------ Material to process ------

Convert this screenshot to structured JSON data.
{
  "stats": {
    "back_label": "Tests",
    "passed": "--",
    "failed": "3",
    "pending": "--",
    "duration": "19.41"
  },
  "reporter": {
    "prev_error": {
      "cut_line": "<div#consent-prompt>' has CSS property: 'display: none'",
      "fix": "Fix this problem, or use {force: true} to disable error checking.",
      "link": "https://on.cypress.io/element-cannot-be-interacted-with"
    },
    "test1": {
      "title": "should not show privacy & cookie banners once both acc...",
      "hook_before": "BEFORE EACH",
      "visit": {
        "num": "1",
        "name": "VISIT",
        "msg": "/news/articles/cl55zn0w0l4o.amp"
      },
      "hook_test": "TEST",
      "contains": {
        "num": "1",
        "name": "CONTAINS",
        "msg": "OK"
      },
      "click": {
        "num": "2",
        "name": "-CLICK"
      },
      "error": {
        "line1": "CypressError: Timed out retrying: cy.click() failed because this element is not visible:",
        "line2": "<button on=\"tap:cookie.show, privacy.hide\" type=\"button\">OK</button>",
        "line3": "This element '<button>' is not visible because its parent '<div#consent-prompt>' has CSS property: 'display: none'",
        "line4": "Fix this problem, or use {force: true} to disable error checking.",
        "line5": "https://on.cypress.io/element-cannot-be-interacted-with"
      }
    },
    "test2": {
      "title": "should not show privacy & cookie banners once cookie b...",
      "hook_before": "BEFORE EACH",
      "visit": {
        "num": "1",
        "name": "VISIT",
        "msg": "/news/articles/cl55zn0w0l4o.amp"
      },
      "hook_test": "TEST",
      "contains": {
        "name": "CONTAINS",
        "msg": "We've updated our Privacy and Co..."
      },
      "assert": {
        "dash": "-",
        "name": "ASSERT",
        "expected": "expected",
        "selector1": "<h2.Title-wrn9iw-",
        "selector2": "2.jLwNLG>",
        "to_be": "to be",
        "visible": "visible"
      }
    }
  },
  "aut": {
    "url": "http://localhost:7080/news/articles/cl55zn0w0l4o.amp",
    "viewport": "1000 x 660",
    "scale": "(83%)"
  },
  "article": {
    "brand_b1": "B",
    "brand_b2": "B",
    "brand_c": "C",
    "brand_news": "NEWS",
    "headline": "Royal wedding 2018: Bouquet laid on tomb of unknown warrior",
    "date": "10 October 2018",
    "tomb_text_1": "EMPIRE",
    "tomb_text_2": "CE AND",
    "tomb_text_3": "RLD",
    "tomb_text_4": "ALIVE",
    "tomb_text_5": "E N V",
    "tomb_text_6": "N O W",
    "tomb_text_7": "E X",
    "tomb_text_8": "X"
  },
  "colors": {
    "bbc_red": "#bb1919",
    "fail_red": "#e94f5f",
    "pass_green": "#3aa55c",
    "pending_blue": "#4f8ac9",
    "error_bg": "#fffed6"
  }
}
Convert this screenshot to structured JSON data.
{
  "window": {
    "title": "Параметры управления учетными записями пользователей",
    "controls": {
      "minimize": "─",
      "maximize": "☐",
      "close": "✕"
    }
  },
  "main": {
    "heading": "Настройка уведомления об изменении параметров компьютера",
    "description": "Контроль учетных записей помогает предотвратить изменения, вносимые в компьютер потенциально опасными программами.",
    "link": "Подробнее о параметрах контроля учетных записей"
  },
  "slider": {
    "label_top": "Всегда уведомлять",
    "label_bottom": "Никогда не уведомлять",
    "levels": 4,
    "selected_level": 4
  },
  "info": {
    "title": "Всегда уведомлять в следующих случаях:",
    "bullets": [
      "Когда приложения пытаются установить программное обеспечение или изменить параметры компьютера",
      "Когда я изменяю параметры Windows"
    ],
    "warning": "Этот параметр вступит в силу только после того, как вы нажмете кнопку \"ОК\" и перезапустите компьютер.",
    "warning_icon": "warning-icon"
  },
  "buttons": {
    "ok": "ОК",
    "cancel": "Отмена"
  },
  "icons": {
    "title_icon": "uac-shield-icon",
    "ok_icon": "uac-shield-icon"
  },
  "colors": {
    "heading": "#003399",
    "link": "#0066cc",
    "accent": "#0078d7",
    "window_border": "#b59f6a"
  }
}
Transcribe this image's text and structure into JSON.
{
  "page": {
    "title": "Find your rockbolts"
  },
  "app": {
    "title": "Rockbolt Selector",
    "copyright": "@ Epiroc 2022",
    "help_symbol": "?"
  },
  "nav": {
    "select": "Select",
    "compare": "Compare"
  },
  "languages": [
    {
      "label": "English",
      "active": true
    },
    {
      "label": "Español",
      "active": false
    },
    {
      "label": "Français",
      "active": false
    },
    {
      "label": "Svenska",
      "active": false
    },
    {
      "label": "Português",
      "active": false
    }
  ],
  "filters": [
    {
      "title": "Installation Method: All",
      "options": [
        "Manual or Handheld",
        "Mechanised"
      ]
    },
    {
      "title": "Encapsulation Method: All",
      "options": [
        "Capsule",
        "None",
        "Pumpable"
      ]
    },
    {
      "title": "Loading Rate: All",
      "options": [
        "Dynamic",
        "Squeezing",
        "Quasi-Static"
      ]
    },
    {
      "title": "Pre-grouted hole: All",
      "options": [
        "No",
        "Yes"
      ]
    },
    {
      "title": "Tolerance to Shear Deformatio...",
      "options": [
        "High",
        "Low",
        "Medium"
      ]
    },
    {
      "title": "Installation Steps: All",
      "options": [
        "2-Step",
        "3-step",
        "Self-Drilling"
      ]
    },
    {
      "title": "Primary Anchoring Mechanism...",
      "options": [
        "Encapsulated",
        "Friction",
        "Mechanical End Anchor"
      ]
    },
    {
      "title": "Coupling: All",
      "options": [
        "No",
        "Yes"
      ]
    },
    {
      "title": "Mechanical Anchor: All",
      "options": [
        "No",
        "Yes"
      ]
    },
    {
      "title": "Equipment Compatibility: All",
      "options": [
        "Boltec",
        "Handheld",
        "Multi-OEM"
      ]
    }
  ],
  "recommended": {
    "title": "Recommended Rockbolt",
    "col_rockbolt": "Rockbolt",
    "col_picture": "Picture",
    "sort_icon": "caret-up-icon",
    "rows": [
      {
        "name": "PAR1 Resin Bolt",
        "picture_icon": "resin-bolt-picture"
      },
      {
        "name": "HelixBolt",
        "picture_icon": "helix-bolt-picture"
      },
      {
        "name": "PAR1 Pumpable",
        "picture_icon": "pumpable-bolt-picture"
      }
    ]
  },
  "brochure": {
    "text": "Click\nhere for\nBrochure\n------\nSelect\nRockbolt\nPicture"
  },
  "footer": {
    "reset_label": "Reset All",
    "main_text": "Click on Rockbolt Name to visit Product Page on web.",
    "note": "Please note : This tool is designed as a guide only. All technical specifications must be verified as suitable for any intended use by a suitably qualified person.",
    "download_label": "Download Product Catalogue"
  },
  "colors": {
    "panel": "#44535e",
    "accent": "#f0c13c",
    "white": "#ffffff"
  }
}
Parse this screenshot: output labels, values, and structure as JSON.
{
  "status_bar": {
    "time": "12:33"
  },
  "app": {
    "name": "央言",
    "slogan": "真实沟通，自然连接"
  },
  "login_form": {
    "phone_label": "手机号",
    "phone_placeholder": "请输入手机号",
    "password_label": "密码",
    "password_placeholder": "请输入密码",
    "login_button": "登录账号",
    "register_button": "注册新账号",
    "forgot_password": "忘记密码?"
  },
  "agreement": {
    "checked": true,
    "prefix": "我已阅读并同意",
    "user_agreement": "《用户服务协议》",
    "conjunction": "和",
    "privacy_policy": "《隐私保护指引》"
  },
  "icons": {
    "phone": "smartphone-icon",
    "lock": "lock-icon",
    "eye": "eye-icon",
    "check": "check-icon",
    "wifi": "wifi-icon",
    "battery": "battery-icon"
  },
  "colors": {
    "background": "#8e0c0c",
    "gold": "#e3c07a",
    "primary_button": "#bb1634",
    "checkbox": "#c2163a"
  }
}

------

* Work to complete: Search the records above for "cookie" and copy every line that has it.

* Response for this exercise:
      "title": "should not show privacy & cookie banners once both acc...",
        "line2": "<button on=\"tap:cookie.show, privacy.hide\" type=\"button\">OK</button>",
      "title": "should not show privacy & cookie banners once cookie b...",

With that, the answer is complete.